The book is a memoir based on his experience living with the autism spectrum disorder.
When talking about the somewhat confrontational title, Schwartz grins widely, anticipating the giggles and gazes his debut book will elicit.
“That’s a big reason why I chose a goofy picture of me wearing a crown and a blanket as a cape,” he says.
But beneath his mockery, Schwartz knows that the book has a latent purpose; for many people, it will serve as their first exposure to Aspergers.
“I’m trying to confront mainstream society by saying, ‘Look, I’m sick and tired of all these representations (of Asperger),’” Schwartz says. “Every single representation of it is Sheldon from The Big Bang Theory.”
Sheldon, played by Jim Parsons on the CBS sitcom, is an obsessive-compulsive, routine-oriented physicist. In science, he’s brilliant, but when it comes to socializing, he struggles.
Where Schwartz insists characters like these miss the mark on representing Aspergers is in that they don’t want friends, social interactions or love.
Schwartz would kill to have more of all three.
“People with Asperger take a lot longer to pick up on cues and body language,” Schwartz says. “By the time I realize you want to be my friend or someone wants to be romantically involved with me, the opportunity might have passed.”
Schwartz has faced these problems his whole life. His performances are a battle against the public perception of a condition they don’t really understand.
In his act, which Schwartz has honed for about five years, the comedian transforms all of these disadvantages into assets with a stoic manner of honesty and criticism that is central to the man he is.
Schwartz says channeling that into a book was challenging for him and he worked with an editor for the first time to get it right. He hated that.
“The feeling of having what you wrote ripped to shreds.

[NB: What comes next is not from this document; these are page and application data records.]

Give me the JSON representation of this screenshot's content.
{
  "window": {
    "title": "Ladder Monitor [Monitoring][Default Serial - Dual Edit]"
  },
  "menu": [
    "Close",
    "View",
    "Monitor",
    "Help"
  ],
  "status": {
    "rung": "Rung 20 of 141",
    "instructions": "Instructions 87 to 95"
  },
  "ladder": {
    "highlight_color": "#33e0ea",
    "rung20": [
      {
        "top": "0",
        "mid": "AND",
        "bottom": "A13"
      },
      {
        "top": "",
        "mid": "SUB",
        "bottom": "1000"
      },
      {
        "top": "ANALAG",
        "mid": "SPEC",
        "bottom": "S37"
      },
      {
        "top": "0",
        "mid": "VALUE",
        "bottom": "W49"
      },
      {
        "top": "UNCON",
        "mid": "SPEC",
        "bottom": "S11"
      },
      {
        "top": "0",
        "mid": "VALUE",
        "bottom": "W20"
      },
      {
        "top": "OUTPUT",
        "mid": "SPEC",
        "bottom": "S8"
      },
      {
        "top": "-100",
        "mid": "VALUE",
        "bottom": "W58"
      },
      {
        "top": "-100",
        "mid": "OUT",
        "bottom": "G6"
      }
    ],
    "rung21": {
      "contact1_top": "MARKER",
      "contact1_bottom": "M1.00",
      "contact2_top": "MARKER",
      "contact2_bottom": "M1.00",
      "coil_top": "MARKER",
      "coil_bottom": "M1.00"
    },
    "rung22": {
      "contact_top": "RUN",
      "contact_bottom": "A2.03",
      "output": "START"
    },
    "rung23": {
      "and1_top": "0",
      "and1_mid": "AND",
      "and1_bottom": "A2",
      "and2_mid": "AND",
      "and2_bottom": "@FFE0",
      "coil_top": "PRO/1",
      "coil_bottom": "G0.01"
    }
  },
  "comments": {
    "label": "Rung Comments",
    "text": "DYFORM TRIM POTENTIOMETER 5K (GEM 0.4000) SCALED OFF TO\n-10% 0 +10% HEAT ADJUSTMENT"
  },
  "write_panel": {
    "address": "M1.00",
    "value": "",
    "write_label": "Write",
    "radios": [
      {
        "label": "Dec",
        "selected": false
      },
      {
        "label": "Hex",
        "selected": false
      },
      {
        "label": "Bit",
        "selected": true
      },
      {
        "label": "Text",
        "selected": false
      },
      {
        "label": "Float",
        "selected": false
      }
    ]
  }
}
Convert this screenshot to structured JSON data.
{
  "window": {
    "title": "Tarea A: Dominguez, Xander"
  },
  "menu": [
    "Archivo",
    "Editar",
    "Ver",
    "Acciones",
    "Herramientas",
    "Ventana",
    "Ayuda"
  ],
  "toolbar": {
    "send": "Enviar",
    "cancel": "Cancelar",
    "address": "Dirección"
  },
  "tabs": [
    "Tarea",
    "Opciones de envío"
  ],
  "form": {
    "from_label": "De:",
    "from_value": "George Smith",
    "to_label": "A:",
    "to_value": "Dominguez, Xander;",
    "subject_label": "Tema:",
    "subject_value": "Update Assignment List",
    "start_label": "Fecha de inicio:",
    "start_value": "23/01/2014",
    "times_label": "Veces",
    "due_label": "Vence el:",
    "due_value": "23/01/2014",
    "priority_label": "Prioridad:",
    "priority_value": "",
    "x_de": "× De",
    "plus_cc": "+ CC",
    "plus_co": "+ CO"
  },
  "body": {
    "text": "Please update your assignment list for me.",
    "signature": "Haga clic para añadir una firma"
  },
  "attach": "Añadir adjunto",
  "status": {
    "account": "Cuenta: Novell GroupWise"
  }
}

The tough love of something you thought was absolutely golden, and finding out you’re on the wrong track.”
Schwartz has high hopes for his work.
“Ideally, it sells amazingly, I win an Oscar when they turn it into a movie and everyone loves me and I become a huge star and girls date me because I’m famous,” Schwartz says.
Find Adam Schwartz at open mics throughout the city or by visiting autisticproductions.com.